Could you write out the records below exactly, without omitting a line?

■ Data ■
____

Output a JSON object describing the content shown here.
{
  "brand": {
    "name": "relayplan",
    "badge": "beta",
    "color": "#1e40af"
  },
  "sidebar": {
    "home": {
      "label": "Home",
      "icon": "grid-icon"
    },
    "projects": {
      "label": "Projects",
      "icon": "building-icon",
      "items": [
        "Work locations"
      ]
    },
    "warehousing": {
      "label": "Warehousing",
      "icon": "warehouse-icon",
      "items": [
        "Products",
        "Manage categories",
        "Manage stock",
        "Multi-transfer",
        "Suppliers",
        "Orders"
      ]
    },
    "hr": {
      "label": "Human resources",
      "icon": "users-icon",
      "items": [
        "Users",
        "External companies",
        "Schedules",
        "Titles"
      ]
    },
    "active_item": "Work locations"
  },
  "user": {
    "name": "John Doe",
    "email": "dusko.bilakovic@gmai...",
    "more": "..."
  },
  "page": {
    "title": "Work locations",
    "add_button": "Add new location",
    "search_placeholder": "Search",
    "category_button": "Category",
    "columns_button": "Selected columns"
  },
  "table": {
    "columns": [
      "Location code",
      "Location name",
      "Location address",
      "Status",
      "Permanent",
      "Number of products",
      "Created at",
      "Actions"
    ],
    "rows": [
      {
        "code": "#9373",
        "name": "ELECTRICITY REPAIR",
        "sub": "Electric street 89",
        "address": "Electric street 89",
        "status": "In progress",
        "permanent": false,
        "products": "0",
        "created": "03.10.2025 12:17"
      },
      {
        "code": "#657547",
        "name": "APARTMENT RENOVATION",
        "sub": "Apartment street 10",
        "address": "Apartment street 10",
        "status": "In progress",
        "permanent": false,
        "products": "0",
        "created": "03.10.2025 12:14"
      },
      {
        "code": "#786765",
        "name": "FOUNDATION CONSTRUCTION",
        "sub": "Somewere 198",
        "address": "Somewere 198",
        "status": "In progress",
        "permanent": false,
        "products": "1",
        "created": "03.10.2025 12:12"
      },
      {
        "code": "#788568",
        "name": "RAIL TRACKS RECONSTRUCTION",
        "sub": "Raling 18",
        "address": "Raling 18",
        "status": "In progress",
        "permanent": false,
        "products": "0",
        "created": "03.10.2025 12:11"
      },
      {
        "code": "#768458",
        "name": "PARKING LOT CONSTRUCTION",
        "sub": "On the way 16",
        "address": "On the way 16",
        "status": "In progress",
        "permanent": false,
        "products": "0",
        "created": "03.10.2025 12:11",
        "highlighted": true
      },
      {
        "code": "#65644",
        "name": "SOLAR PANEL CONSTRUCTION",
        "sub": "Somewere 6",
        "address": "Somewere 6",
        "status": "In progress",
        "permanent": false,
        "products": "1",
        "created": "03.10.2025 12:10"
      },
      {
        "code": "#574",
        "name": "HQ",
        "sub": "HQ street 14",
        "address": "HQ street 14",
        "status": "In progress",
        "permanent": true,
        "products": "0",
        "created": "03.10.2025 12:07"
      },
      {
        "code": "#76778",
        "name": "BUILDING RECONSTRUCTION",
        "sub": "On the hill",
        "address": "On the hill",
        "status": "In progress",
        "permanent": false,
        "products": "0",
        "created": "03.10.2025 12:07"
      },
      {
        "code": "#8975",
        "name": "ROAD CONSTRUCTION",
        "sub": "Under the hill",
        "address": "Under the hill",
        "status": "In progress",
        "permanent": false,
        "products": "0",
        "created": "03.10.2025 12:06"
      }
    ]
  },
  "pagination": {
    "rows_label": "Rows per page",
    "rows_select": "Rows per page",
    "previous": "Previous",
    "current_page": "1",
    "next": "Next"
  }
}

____

■ Response area ■
Output a JSON object describing the content shown here.
{
  "brand": {
    "name": "relayplan",
    "badge": "beta",
    "color": "#1e40af"
  },
  "sidebar": {
    "home": {
      "label": "Home",
      "icon": "grid-icon"
    },
    "projects": {
      "label": "Projects",
      "icon": "building-icon",
      "items": [
        "Work locations"
      ]
    },
    "warehousing": {
      "label": "Warehousing",
      "icon": "warehouse-icon",
      "items": [
        "Products",
        "Manage categories",
        "Manage stock",
        "Multi-transfer",
        "Suppliers",
        "Orders"
      ]
    },
    "hr": {
      "label": "Human resources",
      "icon": "users-icon",
      "items": [
        "Users",
        "External companies",
        "Schedules",
        "Titles"
      ]
    },
    "active_item": "Work locations"
  },
  "user": {
    "name": "John Doe",
    "email": "dusko.bilakovic@gmai...",
    "more": "..."
  },
  "page": {
    "title": "Work locations",
    "add_button": "Add new location",
    "search_placeholder": "Search",
    "category_button": "Category",
    "columns_button": "Selected columns"
  },
  "table": {
    "columns": [
      "Location code",
      "Location name",
      "Location address",
      "Status",
      "Permanent",
      "Number of products",
      "Created at",
      "Actions"
    ],
    "rows": [
      {
        "code": "#9373",
        "name": "ELECTRICITY REPAIR",
        "sub": "Electric street 89",
        "address": "Electric street 89",
        "status": "In progress",
        "permanent": false,
        "products": "0",
        "created": "03.10.2025 12:17"
      },
      {
        "code": "#657547",
        "name": "APARTMENT RENOVATION",
        "sub": "Apartment street 10",
        "address": "Apartment street 10",
        "status": "In progress",
        "permanent": false,
        "products": "0",
        "created": "03.10.2025 12:14"
      },
      {
        "code": "#786765",
        "name": "FOUNDATION CONSTRUCTION",
        "sub": "Somewere 198",
        "address": "Somewere 198",
        "status": "In progress",
        "permanent": false,
        "products": "1",
        "created": "03.10.2025 12:12"
      },
      {
        "code": "#788568",
        "name": "RAIL TRACKS RECONSTRUCTION",
        "sub": "Raling 18",
        "address": "Raling 18",
        "status": "In progress",
        "permanent": false,
        "products": "0",
        "created": "03.10.2025 12:11"
      },
      {
        "code": "#768458",
        "name": "PARKING LOT CONSTRUCTION",
        "sub": "On the way 16",
        "address": "On the way 16",
        "status": "In progress",
        "permanent": false,
        "products": "0",
        "created": "03.10.2025 12:11",
        "highlighted": true
      },
      {
        "code": "#65644",
        "name": "SOLAR PANEL CONSTRUCTION",
        "sub": "Somewere 6",
        "address": "Somewere 6",
        "status": "In progress",
        "permanent": false,
        "products": "1",
        "created": "03.10.2025 12:10"
      },
      {
        "code": "#574",
        "name": "HQ",
        "sub": "HQ street 14",
        "address": "HQ street 14",
        "status": "In progress",
        "permanent": true,
        "products": "0",
        "created": "03.10.2025 12:07"
      },
      {
        "code": "#76778",
        "name": "BUILDING RECONSTRUCTION",
        "sub": "On the hill",
        "address": "On the hill",
        "status": "In progress",
        "permanent": false,
        "products": "0",
        "created": "03.10.2025 12:07"
      },
      {
        "code": "#8975",
        "name": "ROAD CONSTRUCTION",
        "sub": "Under the hill",
        "address": "Under the hill",
        "status": "In progress",
        "permanent": false,
        "products": "0",
        "created": "03.10.2025 12:06"
      }
    ]
  },
  "pagination": {
    "rows_label": "Rows per page",
    "rows_select": "Rows per page",
    "previous": "Previous",
    "current_page": "1",
    "next": "Next"
  }
}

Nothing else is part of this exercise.